··· Record extracts ···

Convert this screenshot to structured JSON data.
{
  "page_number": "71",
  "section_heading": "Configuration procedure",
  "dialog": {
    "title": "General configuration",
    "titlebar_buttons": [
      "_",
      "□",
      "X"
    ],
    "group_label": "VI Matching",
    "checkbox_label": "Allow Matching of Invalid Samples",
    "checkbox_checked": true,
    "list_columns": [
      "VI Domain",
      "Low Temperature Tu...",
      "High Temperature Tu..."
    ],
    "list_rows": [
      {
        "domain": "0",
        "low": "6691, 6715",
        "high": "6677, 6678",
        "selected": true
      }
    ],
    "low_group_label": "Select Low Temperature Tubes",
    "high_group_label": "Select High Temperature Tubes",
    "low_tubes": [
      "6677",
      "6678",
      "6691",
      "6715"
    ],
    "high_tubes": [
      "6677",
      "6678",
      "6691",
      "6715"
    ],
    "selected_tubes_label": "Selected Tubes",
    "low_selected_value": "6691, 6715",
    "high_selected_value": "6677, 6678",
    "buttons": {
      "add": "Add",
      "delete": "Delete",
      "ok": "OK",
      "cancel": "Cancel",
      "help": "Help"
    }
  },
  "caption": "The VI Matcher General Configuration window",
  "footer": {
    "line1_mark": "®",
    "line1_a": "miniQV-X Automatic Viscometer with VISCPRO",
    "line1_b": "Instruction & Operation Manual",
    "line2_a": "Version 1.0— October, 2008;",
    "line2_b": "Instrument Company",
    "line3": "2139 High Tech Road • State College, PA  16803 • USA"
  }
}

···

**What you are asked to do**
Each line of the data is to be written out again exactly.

**Solved problem**
Convert this screenshot to structured JSON data.
{
  "page_number": "71",
  "section_heading": "Configuration procedure",
  "dialog": {
    "title": "General configuration",
    "titlebar_buttons": [
      "_",
      "□",
      "X"
    ],
    "group_label": "VI Matching",
    "checkbox_label": "Allow Matching of Invalid Samples",
    "checkbox_checked": true,
    "list_columns": [
      "VI Domain",
      "Low Temperature Tu...",
      "High Temperature Tu..."
    ],
    "list_rows": [
      {
        "domain": "0",
        "low": "6691, 6715",
        "high": "6677, 6678",
        "selected": true
      }
    ],
    "low_group_label": "Select Low Temperature Tubes",
    "high_group_label": "Select High Temperature Tubes",
    "low_tubes": [
      "6677",
      "6678",
      "6691",
      "6715"
    ],
    "high_tubes": [
      "6677",
      "6678",
      "6691",
      "6715"
    ],
    "selected_tubes_label": "Selected Tubes",
    "low_selected_value": "6691, 6715",
    "high_selected_value": "6677, 6678",
    "buttons": {
      "add": "Add",
      "delete": "Delete",
      "ok": "OK",
      "cancel": "Cancel",
      "help": "Help"
    }
  },
  "caption": "The VI Matcher General Configuration window",
  "footer": {
    "line1_mark": "®",
    "line1_a": "miniQV-X Automatic Viscometer with VISCPRO",
    "line1_b": "Instruction & Operation Manual",
    "line2_a": "Version 1.0— October, 2008;",
    "line2_b": "Instrument Company",
    "line3": "2139 High Tech Road • State College, PA  16803 • USA"
  }
}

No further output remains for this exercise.